OSTI Identifier:
1393206
DOE Contract Number:  
AC02-06CH11357
Resource Type:
Journal Article
Resource Relation:
Journal Name: Energy and Fuels; Journal Volume: 30; Journal Issue: 11
Country of Publication:
United States
Language:
English

Citation Formats

Brandt, Adam R., Yeskoo, Tim, McNally, Michael S., Vafi, Kourosh, Yeh, Sonia, Cai, Hao, and Wang, Michael Q. Energy Intensity and Greenhouse Gas Emissions from Tight Oil Production in the Bakken Formation. United States: N. p., 2016. Web. doi:10.1021/acs.energyfuels.6b01907.
Brandt, Adam R., Yeskoo, Tim, McNally, Michael S., Vafi, Kourosh, Yeh, Sonia, Cai, Hao, & Wang, Michael Q. Energy Intensity and Greenhouse Gas Emissions from Tight Oil Production in the Bakken Formation. United States. doi:10.1021/acs.energyfuels.6b01907.
Brandt, Adam R., Yeskoo, Tim, McNally, Michael S., Vafi, Kourosh, Yeh, Sonia, Cai, Hao, and Wang, Michael Q. Thu . "Energy Intensity and Greenhouse Gas Emissions from Tight Oil Production in the Bakken Formation". United States. doi:10.1021/acs.energyfuels.6b01907.
@article{osti_1393206,
title = {Energy Intensity and Greenhouse Gas Emissions from Tight Oil Production in the Bakken Formation},

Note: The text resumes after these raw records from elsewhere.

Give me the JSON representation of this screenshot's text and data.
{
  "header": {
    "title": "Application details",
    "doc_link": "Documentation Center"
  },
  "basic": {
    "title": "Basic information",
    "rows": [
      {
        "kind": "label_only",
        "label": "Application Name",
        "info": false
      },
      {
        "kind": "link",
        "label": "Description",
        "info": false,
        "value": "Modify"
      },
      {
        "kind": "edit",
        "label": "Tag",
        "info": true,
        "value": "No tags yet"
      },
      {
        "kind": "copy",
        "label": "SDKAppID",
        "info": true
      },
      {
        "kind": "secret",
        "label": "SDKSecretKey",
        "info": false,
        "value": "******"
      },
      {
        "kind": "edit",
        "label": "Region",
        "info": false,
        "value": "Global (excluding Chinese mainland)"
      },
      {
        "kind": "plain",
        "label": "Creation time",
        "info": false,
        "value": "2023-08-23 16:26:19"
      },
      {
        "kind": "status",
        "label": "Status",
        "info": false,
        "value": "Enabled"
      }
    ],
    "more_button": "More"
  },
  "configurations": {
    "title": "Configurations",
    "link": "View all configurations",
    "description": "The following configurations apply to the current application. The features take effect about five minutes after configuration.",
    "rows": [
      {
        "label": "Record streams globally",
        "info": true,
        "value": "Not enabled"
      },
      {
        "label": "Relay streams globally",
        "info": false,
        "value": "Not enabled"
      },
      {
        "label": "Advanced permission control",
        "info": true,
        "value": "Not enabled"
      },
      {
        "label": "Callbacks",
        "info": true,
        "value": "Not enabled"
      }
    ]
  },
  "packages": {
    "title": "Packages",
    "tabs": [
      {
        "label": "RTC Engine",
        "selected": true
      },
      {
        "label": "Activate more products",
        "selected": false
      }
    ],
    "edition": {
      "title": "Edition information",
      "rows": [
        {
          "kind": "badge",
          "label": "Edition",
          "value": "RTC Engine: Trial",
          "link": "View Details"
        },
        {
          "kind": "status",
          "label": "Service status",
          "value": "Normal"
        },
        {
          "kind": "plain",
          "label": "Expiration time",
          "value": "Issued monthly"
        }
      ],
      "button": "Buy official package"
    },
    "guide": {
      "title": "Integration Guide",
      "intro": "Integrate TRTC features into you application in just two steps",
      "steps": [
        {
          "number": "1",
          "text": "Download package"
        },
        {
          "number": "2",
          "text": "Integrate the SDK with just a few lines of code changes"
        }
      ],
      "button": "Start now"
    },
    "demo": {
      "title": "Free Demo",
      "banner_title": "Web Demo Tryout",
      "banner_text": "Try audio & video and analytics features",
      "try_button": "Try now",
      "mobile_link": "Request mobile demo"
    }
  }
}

author = {Brandt, Adam R. and Yeskoo, Tim and McNally, Michael S. and Vafi, Kourosh and Yeh, Sonia and Cai, Hao and Wang, Michael Q.},
abstractNote = {The Bakken formation has contributed to the recent rapid increase in U.S. oil production, reaching a peak production of >1.2 × 106 barrels per day in early 2015. In this study, we estimate the energy intensity and greenhouse gas (GHG) emissions from 7271 Bakken wells drilled from 2006 to 2013. We model energy use and emissions using the Oil Production Greenhouse Gas Emissions Estimator (OPGEE) model, supplemented with an open-source drilling and fracturing model, GHGfrack. Overall well-to-refinery-gate (WTR) consumption of natural gas, diesel, and electricity represent 1.3%, 0.2%, and 0.005% of produced crude energy content, respectively. Fugitive emissions are modeled for a “typical” Bakken well using previously published results of atmospheric measurements. Flaring is a key driver of emissions: wells that flared in 2013 had a mean flaring rate that was ≈500 standard cubic feet per barrel or ≈14% of the energy content of the produced crude oil. Resulting production-weighted mean GHG emissions in 2013 were 10.2 g of CO2 equivalent GHGs per megajoule (henceforth, gCO2eq/MJ) of crude. Between-well variability gives a 5–95% range of 2–28 gCO2eq/MJ. If flaring is completely controlled, Bakken crude compares favorably to conventional U.S. crude oil, with 2013 emissions of 3.5 gCO2eq/MJ for nonflaring wells, compared to the U.S. mean of ≈8 gCO2eq/MJ.},
doi = {10.1021/acs.energyfuels.6b01907},
journal = {Energy and Fuels},
number = 11,
volume = 30,
place = {United States},
year = {Thu Nov 17 00:00:00 EST 2016},
month = {Thu Nov 17 00:00:00 EST 2016}
}